═════ Recorded information
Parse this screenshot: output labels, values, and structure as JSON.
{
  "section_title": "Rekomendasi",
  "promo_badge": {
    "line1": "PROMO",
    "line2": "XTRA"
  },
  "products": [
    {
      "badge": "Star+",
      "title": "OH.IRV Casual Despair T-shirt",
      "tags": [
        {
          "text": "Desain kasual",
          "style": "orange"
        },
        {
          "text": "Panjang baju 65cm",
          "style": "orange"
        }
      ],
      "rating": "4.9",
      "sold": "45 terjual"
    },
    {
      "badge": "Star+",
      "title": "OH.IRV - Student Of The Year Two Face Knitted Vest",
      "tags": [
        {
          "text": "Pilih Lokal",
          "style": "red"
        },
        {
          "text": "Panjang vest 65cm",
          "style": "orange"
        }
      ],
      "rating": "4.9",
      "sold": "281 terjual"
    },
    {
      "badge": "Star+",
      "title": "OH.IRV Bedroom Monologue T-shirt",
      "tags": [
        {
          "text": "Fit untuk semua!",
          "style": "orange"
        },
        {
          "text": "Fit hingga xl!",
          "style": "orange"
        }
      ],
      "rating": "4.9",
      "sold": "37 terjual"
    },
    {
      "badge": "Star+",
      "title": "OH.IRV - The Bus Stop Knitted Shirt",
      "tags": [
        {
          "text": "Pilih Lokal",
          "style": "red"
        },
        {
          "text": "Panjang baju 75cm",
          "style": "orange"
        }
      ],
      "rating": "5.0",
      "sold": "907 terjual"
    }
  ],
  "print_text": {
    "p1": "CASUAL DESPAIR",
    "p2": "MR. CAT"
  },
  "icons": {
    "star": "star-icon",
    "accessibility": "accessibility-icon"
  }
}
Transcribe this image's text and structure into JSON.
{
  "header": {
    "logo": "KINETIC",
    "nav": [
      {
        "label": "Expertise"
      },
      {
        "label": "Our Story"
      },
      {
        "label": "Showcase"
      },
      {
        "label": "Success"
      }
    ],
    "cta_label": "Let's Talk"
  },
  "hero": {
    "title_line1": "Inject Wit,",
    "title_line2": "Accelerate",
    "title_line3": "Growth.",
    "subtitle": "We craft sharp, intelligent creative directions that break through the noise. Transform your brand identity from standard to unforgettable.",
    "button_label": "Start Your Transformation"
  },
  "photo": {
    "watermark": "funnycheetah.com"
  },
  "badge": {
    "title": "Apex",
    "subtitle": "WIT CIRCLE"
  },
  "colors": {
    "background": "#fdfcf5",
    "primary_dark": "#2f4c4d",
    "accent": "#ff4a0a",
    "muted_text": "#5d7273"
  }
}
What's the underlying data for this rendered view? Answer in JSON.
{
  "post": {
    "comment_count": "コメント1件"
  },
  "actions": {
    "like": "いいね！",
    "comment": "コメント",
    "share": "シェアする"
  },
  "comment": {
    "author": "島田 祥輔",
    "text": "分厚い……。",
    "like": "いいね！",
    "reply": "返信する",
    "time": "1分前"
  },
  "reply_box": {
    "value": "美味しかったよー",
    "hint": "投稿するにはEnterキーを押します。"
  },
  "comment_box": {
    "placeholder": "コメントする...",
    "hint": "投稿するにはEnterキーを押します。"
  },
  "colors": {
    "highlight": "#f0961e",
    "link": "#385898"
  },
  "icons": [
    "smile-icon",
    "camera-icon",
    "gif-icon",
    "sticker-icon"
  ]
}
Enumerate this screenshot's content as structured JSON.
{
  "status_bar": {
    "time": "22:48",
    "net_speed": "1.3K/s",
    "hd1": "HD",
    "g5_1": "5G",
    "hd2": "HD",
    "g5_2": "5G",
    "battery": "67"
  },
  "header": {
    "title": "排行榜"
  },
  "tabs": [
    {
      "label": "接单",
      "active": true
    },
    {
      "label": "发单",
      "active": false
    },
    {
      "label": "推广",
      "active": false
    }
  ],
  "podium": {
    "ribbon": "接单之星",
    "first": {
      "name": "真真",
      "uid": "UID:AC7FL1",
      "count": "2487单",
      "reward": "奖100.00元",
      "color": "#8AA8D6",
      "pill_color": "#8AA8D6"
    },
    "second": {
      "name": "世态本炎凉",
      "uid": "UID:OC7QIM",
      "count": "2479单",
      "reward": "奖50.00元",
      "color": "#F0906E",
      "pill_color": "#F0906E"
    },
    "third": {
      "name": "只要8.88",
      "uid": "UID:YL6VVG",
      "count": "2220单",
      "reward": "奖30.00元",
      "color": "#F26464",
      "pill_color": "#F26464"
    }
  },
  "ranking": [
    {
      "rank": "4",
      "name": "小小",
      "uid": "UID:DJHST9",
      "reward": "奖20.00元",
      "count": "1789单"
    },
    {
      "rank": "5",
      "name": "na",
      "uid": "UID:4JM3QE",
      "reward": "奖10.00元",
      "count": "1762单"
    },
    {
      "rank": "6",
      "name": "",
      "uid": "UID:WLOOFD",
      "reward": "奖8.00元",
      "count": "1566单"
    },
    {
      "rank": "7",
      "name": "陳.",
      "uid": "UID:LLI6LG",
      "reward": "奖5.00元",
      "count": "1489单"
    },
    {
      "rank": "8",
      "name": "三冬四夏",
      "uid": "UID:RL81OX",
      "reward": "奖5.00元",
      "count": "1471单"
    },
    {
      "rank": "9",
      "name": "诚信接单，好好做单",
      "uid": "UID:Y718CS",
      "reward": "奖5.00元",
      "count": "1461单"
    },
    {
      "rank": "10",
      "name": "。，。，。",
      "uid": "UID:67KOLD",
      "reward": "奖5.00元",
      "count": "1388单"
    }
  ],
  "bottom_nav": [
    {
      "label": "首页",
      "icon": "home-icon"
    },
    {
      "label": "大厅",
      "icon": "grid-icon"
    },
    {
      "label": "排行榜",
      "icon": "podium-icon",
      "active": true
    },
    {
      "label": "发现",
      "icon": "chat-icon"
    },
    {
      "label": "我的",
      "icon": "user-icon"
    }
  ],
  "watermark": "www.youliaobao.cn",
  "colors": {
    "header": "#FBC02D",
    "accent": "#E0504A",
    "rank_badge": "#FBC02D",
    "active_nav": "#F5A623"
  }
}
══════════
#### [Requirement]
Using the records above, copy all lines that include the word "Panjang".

#### [Your solution]
          "text": "Panjang baju 65cm",
          "text": "Panjang vest 65cm",
          "text": "Panjang baju 75cm",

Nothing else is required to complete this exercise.